-- TASK BRIEF --
Among the records below, find each line containing the word "FRESHLY" and copy it.

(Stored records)

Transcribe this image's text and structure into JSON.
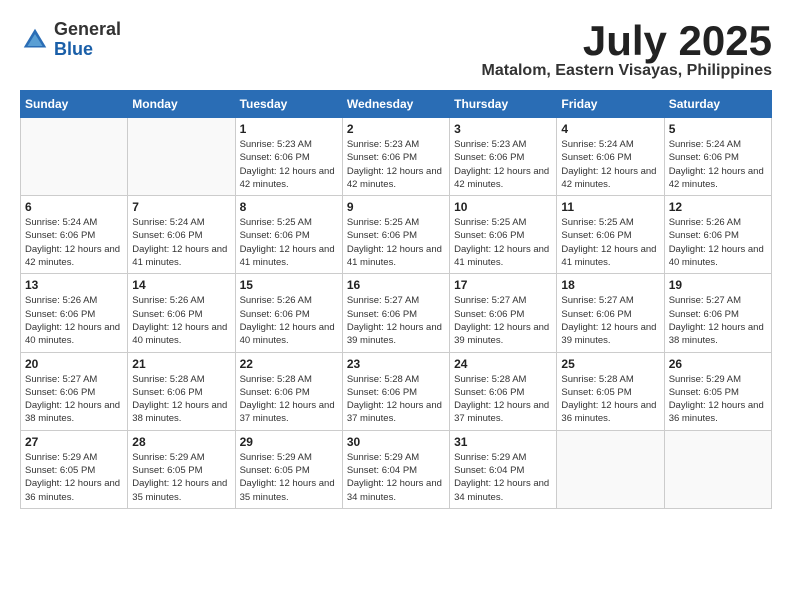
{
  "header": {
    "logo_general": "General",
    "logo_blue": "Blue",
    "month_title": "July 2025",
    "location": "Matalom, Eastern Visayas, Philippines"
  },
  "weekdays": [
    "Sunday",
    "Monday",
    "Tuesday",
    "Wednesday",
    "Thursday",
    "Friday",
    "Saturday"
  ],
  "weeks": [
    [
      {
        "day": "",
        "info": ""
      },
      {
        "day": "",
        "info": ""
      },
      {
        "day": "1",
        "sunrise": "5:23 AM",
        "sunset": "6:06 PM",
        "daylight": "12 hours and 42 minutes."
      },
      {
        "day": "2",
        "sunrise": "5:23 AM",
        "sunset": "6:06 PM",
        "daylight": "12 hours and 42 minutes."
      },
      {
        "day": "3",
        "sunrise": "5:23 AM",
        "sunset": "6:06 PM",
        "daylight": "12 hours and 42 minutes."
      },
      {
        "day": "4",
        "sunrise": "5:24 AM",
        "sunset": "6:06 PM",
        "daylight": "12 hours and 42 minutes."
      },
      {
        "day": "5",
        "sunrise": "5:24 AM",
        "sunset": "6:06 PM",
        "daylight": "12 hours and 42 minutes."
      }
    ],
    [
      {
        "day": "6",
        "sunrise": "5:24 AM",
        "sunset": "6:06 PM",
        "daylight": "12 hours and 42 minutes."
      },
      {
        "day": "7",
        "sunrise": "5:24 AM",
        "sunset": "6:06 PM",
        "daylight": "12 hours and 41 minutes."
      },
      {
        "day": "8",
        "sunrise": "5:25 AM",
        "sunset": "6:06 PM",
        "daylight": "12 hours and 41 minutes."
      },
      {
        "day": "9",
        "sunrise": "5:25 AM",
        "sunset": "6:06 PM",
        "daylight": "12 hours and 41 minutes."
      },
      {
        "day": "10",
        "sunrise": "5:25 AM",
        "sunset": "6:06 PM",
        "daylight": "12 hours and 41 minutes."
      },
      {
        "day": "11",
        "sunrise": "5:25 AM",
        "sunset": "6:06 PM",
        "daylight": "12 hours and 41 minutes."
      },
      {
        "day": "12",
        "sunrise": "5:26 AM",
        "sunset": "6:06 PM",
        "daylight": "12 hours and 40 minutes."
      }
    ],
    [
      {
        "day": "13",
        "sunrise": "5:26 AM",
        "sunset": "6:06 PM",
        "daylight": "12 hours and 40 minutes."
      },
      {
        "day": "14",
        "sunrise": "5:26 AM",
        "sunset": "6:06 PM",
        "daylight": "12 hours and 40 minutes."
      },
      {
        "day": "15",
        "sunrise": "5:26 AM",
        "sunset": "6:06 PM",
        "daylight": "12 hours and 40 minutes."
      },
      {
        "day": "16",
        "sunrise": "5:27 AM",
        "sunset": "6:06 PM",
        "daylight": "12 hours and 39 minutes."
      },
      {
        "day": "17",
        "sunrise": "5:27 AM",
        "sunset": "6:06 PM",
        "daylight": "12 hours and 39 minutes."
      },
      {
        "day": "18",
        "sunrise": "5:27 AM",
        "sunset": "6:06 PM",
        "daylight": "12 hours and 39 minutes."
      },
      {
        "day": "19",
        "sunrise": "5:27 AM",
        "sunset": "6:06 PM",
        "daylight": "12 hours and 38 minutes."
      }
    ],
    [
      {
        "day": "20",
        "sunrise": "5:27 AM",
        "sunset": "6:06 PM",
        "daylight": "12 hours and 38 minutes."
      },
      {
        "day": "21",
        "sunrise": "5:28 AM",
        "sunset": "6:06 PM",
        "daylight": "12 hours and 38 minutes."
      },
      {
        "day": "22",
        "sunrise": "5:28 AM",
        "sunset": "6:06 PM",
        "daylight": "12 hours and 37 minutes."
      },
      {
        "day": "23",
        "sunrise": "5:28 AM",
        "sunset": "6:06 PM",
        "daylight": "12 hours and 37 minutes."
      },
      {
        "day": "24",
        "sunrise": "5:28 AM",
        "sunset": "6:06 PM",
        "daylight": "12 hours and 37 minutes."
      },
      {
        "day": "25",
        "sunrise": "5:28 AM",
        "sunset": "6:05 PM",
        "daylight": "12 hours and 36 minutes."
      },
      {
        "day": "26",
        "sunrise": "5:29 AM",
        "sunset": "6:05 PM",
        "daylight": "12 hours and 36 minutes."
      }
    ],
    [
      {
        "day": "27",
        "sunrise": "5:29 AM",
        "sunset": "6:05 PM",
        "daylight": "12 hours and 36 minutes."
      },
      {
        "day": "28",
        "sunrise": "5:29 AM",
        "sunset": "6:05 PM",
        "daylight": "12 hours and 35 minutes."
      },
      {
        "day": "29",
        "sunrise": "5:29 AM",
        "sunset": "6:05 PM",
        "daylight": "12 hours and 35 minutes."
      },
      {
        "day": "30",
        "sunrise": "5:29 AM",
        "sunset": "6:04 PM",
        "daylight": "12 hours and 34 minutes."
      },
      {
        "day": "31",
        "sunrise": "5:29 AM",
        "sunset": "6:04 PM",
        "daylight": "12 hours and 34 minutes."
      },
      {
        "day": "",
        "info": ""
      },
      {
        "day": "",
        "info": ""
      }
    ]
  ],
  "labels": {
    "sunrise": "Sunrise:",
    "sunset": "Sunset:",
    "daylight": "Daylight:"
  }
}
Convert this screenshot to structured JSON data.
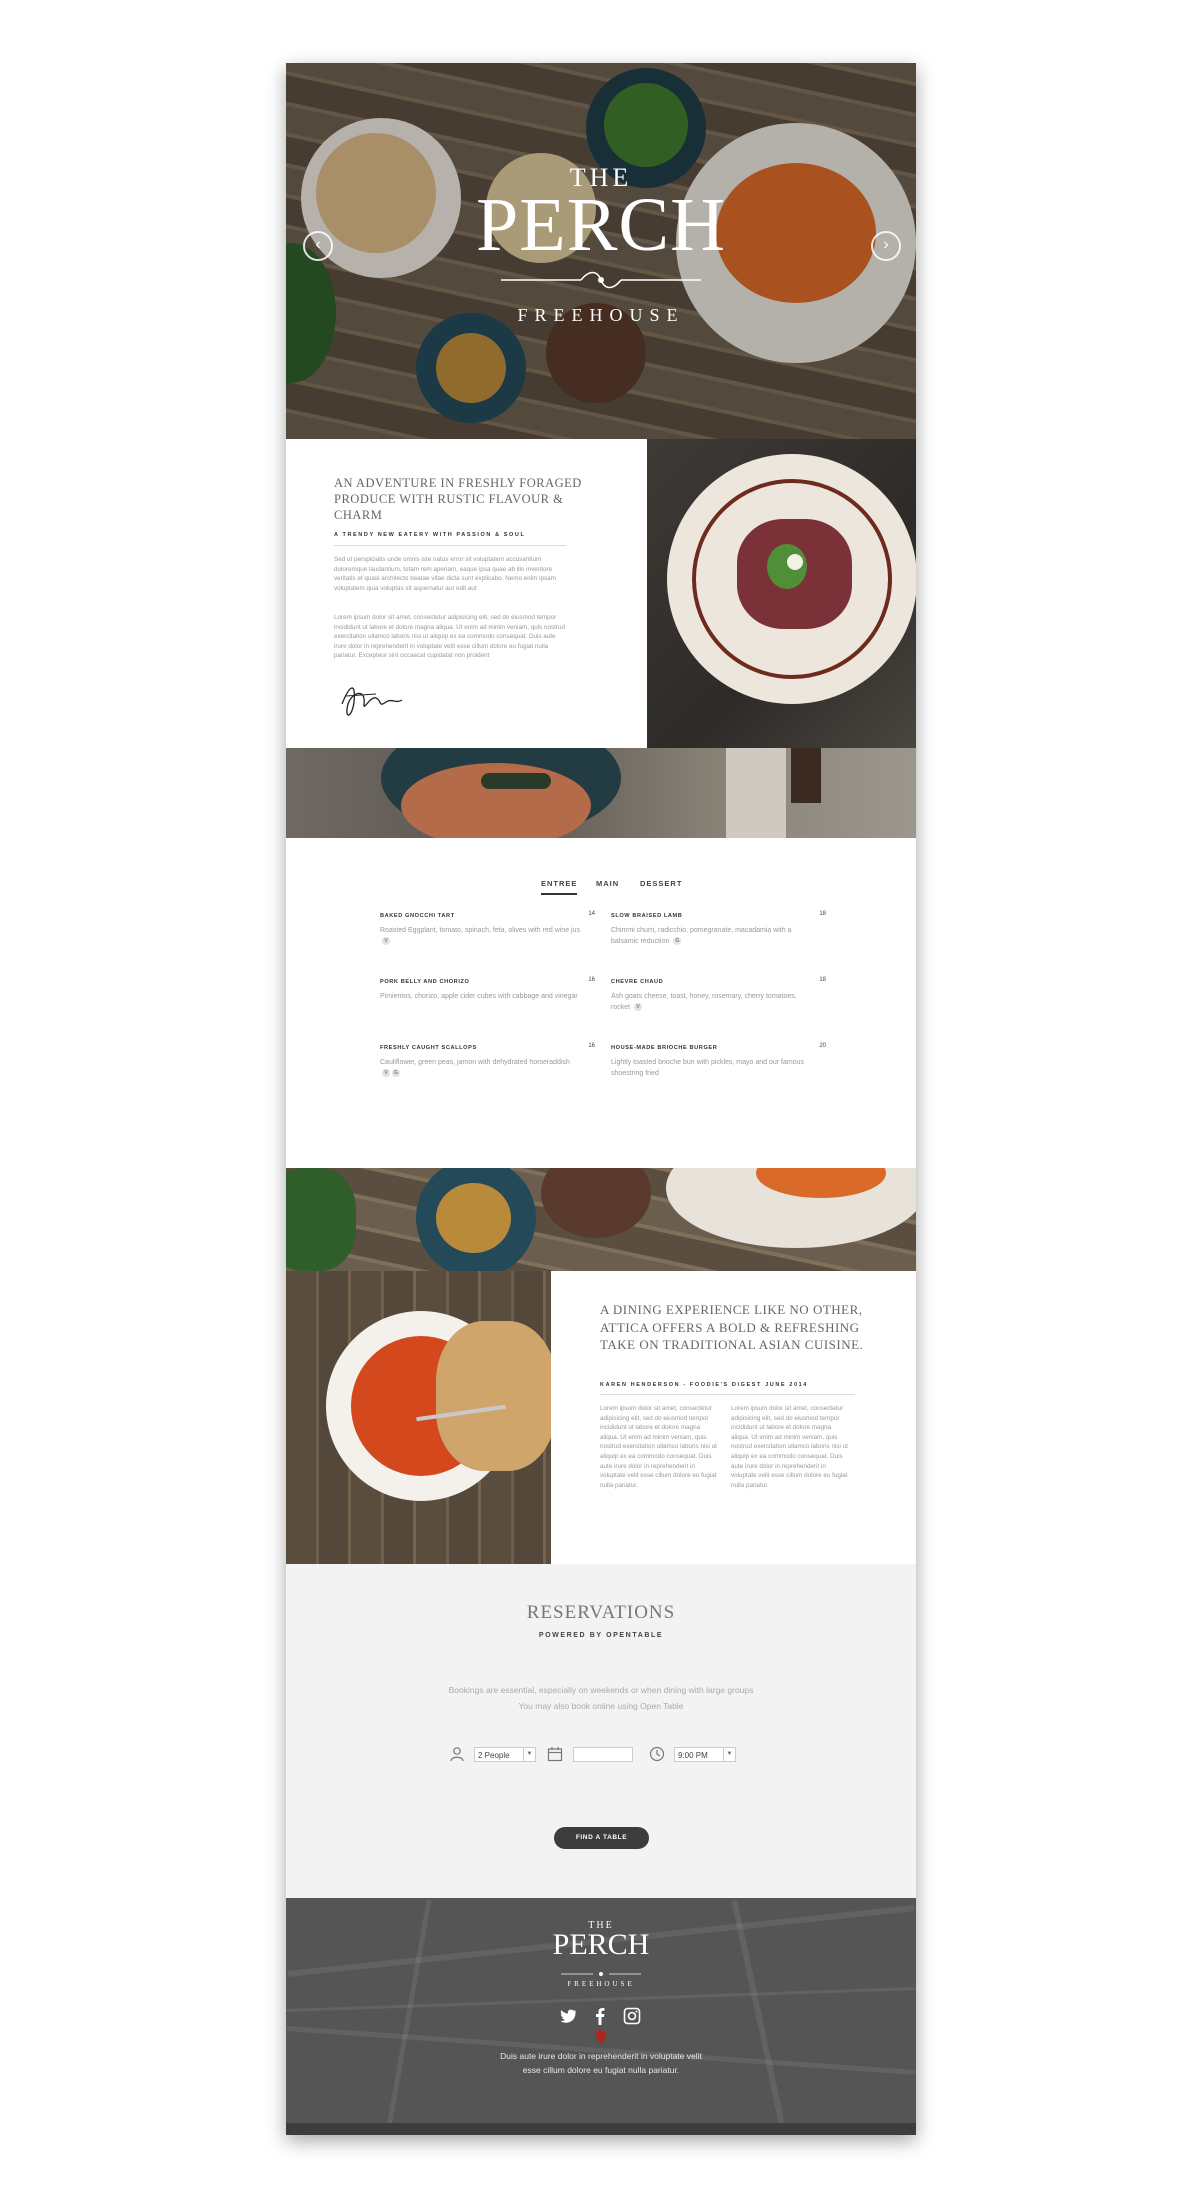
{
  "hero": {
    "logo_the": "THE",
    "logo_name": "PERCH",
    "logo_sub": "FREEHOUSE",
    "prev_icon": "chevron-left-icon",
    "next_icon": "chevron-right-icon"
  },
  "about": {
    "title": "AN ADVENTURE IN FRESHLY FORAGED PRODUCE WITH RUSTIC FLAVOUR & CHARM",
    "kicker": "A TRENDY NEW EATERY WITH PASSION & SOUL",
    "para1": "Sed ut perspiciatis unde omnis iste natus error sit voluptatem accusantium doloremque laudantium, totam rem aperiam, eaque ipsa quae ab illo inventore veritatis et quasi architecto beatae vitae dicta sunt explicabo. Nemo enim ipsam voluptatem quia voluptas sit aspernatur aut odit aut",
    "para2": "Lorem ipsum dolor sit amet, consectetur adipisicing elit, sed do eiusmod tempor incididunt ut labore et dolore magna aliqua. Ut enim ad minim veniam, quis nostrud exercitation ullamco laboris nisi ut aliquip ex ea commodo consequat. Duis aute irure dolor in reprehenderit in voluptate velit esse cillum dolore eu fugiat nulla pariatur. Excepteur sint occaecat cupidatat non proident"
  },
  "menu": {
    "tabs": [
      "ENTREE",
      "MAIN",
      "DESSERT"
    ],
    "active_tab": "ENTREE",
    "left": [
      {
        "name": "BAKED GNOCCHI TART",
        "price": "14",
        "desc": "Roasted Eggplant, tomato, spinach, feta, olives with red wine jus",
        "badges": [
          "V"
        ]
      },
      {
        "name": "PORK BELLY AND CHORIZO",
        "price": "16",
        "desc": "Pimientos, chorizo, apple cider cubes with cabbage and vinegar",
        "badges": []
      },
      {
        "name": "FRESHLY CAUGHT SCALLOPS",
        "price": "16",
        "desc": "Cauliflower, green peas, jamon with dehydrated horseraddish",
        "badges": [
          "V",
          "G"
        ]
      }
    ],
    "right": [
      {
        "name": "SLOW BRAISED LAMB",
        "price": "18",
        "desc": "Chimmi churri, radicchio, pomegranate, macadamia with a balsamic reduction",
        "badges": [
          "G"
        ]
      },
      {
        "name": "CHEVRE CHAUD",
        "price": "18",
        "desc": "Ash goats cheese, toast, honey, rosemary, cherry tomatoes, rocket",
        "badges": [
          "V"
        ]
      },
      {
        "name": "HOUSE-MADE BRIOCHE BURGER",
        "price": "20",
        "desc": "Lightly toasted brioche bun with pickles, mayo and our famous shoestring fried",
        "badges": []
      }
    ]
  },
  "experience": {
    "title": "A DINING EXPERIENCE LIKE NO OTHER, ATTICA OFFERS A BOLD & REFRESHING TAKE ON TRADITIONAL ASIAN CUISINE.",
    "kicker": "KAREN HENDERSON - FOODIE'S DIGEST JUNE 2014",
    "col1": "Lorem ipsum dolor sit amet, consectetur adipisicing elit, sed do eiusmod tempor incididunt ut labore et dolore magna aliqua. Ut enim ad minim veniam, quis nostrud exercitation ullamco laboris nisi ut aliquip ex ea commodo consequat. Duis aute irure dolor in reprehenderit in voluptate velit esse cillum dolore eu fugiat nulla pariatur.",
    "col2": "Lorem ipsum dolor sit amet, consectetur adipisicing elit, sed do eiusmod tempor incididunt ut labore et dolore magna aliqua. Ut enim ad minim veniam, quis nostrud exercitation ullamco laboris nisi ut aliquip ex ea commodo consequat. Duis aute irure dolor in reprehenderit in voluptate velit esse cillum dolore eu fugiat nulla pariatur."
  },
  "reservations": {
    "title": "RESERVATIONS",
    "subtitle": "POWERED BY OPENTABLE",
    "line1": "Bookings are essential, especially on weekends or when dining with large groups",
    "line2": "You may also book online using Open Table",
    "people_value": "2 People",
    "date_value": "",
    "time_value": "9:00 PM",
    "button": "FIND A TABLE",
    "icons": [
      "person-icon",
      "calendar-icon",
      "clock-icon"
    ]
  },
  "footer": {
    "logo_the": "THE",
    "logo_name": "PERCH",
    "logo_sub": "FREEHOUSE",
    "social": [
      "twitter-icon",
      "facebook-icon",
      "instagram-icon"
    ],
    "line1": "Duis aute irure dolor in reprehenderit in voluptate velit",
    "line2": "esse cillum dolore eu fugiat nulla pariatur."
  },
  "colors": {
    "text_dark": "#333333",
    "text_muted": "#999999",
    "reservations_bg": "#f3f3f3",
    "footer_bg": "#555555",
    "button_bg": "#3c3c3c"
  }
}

-- ANSWER SPACE --
    "title": "AN ADVENTURE IN FRESHLY FORAGED PRODUCE WITH RUSTIC FLAVOUR & CHARM",
        "name": "FRESHLY CAUGHT SCALLOPS",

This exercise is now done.